Now Banach-Tarski paradox is based on the similar splitting of the surface of the sphere into uncountably many countable equivalence classes. The equivalence relation is: "Point $X$ can be reached from point $Y$ using a finite sequence of rotations." Each step is a rotation by a specific angle which is not a rational fraction of the whole circle, in the four directions: "Up", "Down", "Left", or "Right". It can be proven that no two sequences of rotations without backtracking will yield the same rotation; the only way to return to the origin (null rotation) is to backtrack the whole sequence. Therefore given a starting point - except for some pathological points, namely points on the axis of rotation or points reachable from them (of these there are countably many), no two sequences of rotation will yield the same point.

Now use the axiom of choice: there exists a set containing one element of each equivalence class. (For now disregard the pathological points.) Apply all the countably many finite sequences of rotations to this set. Any point on the surface which is neither a pathological point nor in the starting set can be reached from the set by exactly one sequence of rotation. Split the destination points into four subsets:
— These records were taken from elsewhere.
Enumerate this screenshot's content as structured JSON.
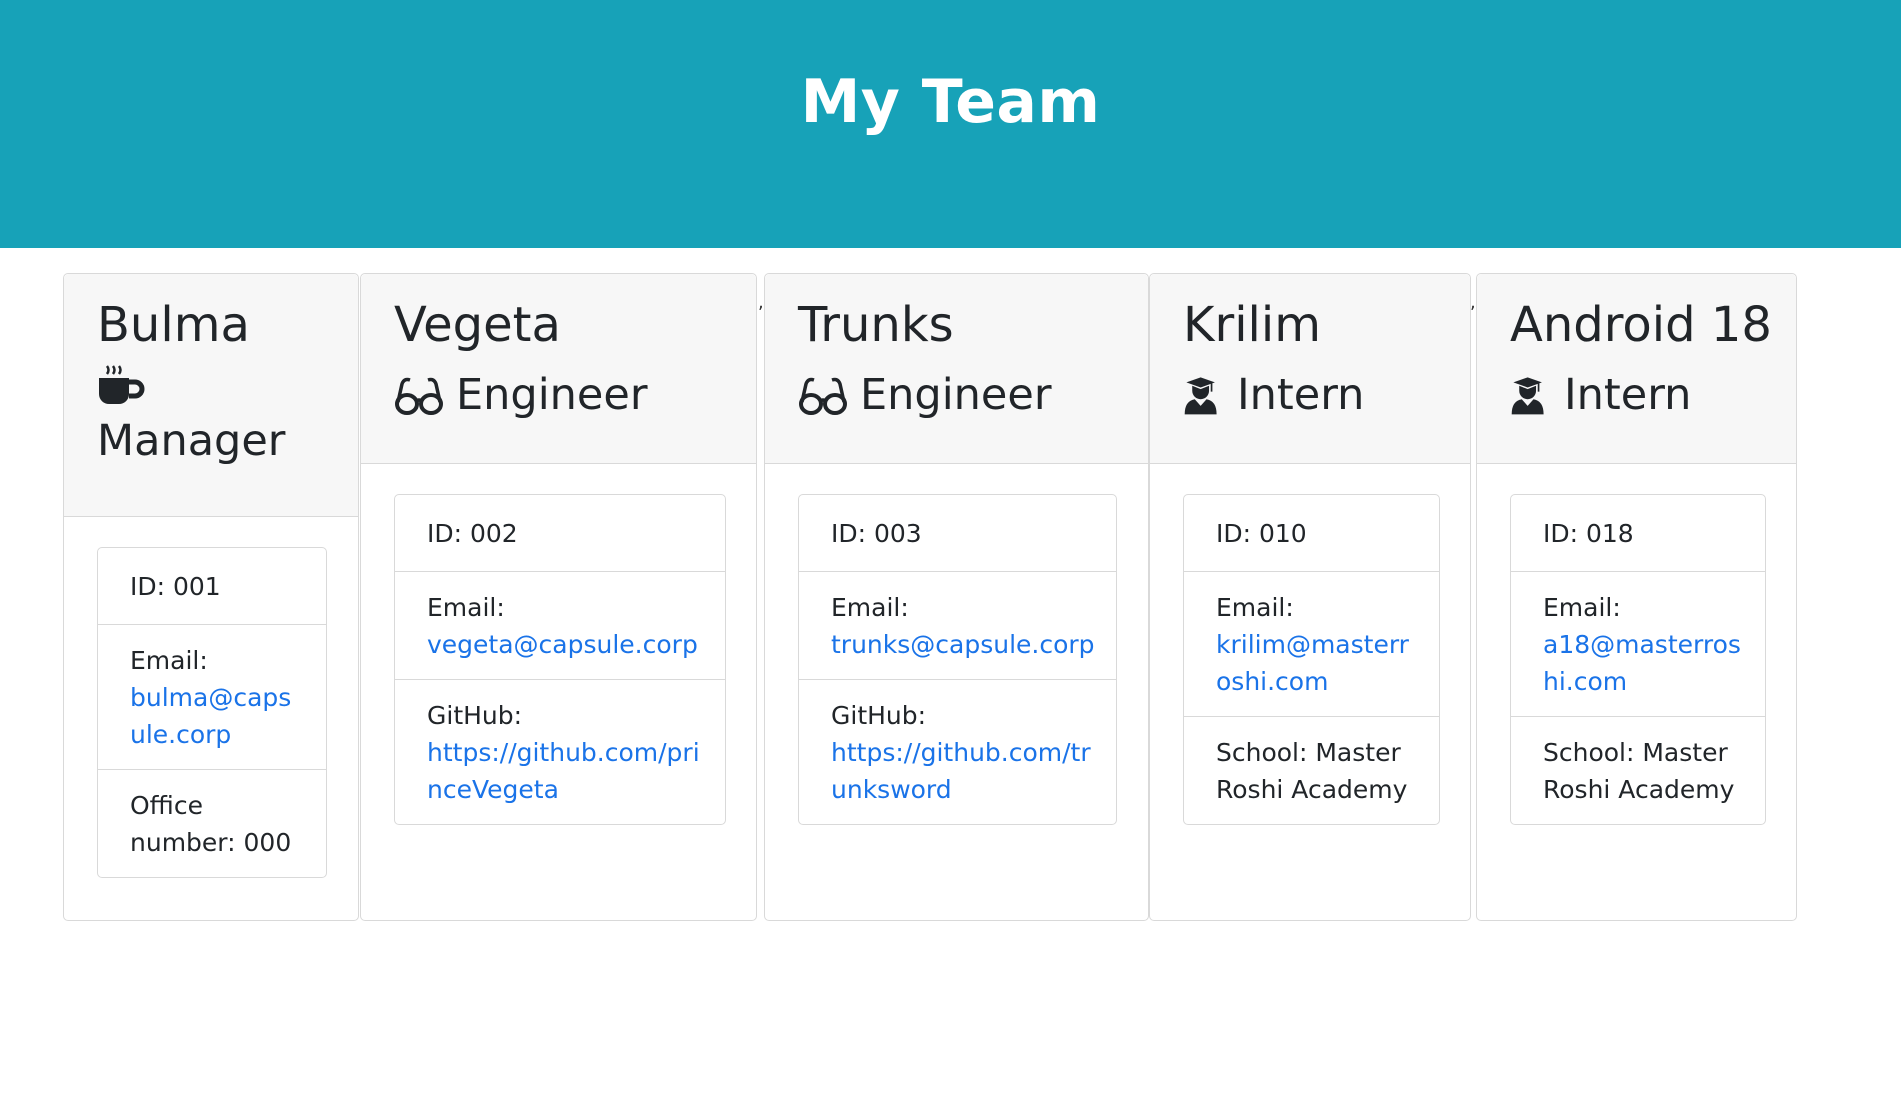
{
  "header": {
    "title": "My Team",
    "background": "#17a2b8"
  },
  "cards": [
    {
      "name": "Bulma",
      "role": "Manager",
      "icon": "coffee-icon",
      "id": "ID: 001",
      "email_label": "Email:",
      "email": "bulma@capsule.corp",
      "extra": "Office number: 000"
    },
    {
      "name": "Vegeta",
      "role": "Engineer",
      "icon": "glasses-icon",
      "id": "ID: 002",
      "email_label": "Email:",
      "email": "vegeta@capsule.corp",
      "extra_label": "GitHub:",
      "extra_link": "https://github.com/princeVegeta"
    },
    {
      "name": "Trunks",
      "role": "Engineer",
      "icon": "glasses-icon",
      "id": "ID: 003",
      "email_label": "Email:",
      "email": "trunks@capsule.corp",
      "extra_label": "GitHub:",
      "extra_link": "https://github.com/trunksword"
    },
    {
      "name": "Krilim",
      "role": "Intern",
      "icon": "graduate-icon",
      "id": "ID: 010",
      "email_label": "Email:",
      "email": "krilim@masterroshi.com",
      "extra": "School: Master Roshi Academy"
    },
    {
      "name": "Android 18",
      "role": "Intern",
      "icon": "graduate-icon",
      "id": "ID: 018",
      "email_label": "Email:",
      "email": "a18@masterroshi.com",
      "extra": "School: Master Roshi Academy"
    }
  ],
  "stray_marks": [
    ",",
    ","
  ],
  "colors": {
    "link": "#1a73e8",
    "card_header_bg": "#f7f7f7",
    "border": "#d9d9d9"
  }
}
  • Points which can be reached by taking a rotation ending with the step "Up".
  • Points which can be reached by taking a rotation ending with the step "Down".
  • Points which can be reached by taking a rotation ending with the step "Left".
  • Points which can be reached by taking a rotation ending with the step "Right".

Now what happens when you take the first set, and rotate it "Down" (backtracking the last step)? Okay, what was the step before that - any of "Up", or "Left", or "Right" (but not "Down" because that would be backtracking). Therefore by backtracking the last step, we turned the first set into copy of the first set, plus the third set, plus the fourth set (plus an extra copy of the starting points). Similarly, when we backtrack the third set, you get the first + second + third set (plus extra starting points).

And now we are basically done - the rotated first set plus the second set yields one copy of the sphere, and the rotated third set plus the fourth set yields the other. (There are some technical details left. First, we have so far handled only the surface of the sphere; but of course we can divide the whole solid ball - except the center - in the same way depending under which point on the surface it is. Second, we have an extra copy of the starting points; we started with one, and got three. Third, we need to handle the pathological points and the center of the sphere.)

For more details on the Banach-Tarski paradox with layman's explanation, I can direct you to the following sites:

  • 1
    $\begingroup$ A couple more details: 1) Axiom of countable choice indeed does not imply the existence of non-measurable sets. 2) On the other hand, the entirety of axiom of choice is not necessary to prove the existence of non-measurable sets. There are many weaker propositions which imply the same, e.g. the existence of well-ordering of real numbers. (In absence of axiom of choice, it can't be proven that real numbers can be well-ordered.) And that's still an overkill - it's consistent that real numbers can't be well-ordered, but non-measurable sets exist and Banach-Tarski paradox is true. $\endgroup$ Nov 17, 2019 at 12:04
  • 1
    $\begingroup$ Your answer is actually wrong. The statement that the OP has in mind is not countable choice, but rather dependent choice, which is stronger. $\endgroup$
    – Asaf Karagila
    Nov 17, 2019 at 12:11
  • $\begingroup$ And dependent choice does not imply the existence of non-measurable sets, either. More precisely: "ZF + dependent choice + all sets of reals are measurable" is consistent, if and only if "ZFC + there exists an inaccessible cardinal" is consistent. $\endgroup$ Nov 17, 2019 at 12:45

You must log in to answer this question.

Not the answer you're looking for? Browse other questions tagged .